USA: Hoorah. A nervous looking marine watches a fellow recruit launch. Mediadrumimages/PublicDomain

By Alex Jones


STUNNING colour photos from the Second World War capture US Marines training to fly in lightweight gliders designed to help them gain the upper hand in the brutal Pacific War – but which were never actually used in combat.

Remarkable photos, taken in May 1942 using Kodachrome film, show recruits at Parris Island, South Carolina, prepping themselves for airborne action. The striking shots include a group of US Marines glider pilots listening intently to a briefing, an anxious looking recruit watching a fellow trainee take off, and gliders soaring whilst visibly being towed along by ropes.

USA: Mainatiang a cool composure whilst in the cockpit. The ‘power plane’ which drags the gliders along can be seen in the background. Mediadrumimages/PublicDomain

Following the Pearl Harbour attack in 1941 which brought the USA into the Second World War, the United States realised its air force was under equipped to compete in a global war. It began urgently constructing planes – over 275,000 aircraft during the second World War – but also investigated other methods of airborne travel.

USA: US Marines conclude their military training in 1942. Many of these men would go on to fight in the Pacific Theatre in horrendous conditions. Mediadrumimages/PublicDomain

Noting the success of the German glider operations in the Second World War – many of the Luftwaffe pilots had learnt to fly in gliders as the Treaty of Versailles had heavily restricted Germany’s aeroplane manufacturing industry – the USA quickly implemented a glider programme of their own. It was envisioned that the gliders would allow for a quick, controlled, and relatively risk-adverse method of deploying a troop of Marines almost anywhere in the Pacific theatre at short notice.

The US Navy quickly procured a number of Schweizer LNS-1 two-seat gliders and assigned them to Glider Group 71, based at the Glider Pilot Training Centre at Page Field, Parris Island – the famed home of the US Marines.

USA: The tow ropes pulling the gliders along are clearly visible in this incredible shot. Mediadrumimages/PublicDomain

It quickly became apparent that the gliders were of little value to the unit however. The heavier assault gliders – which could deliver up to 24 men at once rather than just two – were so dissimilar to the LNS-1 that learning to fly the sailplane proved to be a waste of valuable training hours.

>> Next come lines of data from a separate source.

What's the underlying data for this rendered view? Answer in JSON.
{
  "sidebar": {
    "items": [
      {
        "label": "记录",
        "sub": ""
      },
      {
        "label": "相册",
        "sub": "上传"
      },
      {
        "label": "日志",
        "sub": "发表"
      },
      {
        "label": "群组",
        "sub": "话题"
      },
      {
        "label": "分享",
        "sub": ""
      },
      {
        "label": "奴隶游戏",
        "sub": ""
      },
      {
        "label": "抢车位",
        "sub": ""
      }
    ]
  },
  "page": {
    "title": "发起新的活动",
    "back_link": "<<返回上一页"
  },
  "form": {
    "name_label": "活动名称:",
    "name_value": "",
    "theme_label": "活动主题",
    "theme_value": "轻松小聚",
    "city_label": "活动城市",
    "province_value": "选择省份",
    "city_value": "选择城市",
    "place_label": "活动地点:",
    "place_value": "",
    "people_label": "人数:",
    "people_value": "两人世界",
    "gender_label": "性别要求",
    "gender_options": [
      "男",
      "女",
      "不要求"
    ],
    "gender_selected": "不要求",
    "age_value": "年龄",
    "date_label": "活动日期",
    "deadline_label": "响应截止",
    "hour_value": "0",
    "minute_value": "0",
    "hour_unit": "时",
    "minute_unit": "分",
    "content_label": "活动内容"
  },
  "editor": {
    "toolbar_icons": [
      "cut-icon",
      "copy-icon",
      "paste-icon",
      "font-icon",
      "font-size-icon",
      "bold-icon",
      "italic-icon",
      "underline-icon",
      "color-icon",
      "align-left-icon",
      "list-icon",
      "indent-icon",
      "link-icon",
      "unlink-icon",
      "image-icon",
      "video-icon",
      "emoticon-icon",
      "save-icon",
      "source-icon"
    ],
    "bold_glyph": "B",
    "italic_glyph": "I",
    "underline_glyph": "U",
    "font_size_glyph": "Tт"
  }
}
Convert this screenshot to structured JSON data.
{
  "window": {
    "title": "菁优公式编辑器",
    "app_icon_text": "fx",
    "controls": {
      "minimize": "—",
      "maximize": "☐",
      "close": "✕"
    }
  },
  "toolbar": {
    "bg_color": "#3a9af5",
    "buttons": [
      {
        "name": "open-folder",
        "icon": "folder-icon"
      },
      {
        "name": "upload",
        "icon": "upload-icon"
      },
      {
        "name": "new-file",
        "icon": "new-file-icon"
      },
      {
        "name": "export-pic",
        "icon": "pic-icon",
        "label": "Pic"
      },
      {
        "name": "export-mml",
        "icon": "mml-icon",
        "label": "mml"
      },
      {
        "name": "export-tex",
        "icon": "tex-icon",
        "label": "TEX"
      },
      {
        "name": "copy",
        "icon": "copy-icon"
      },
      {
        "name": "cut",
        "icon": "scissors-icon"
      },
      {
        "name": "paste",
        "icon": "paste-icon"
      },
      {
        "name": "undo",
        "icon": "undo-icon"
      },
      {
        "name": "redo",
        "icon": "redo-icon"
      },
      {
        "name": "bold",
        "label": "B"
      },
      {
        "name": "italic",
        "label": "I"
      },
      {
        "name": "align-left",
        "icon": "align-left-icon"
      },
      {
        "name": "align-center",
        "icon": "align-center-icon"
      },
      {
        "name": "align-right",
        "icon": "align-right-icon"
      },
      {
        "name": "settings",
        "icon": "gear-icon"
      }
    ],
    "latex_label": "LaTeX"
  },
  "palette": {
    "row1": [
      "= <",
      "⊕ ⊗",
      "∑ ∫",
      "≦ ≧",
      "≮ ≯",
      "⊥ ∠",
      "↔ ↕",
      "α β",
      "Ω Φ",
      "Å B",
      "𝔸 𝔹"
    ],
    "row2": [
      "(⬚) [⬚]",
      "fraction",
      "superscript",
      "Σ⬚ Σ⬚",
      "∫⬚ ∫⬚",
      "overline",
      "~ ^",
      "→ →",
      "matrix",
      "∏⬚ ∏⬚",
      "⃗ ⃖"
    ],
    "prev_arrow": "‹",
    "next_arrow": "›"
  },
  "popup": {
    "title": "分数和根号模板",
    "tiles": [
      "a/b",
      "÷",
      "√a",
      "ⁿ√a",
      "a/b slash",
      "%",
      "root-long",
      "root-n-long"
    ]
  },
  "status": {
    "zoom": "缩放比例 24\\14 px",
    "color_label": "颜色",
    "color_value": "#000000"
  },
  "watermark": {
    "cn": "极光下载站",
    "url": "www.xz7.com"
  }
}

Furthermore, it became increasingly apparent that there would be very few, if any, suitable landing sites for the non-amphibious gliders on the small atolls and in the jungles of the Pacific, where the Marine Corps was primarily focused.

USA: Ultimately, the gliders were unsuitable for jungle or atoll fighting, the heartlands of the Marines battles in the Second World War. Mediadrumimages/PublicDomain

In June 1943, the programme was quietly scrapped and trainees were transferred to more traditional flying units.

These rare colour photos, collected by the United States Office of War Information by photographer Alfred Palmer, are a testament to the doomed glider project.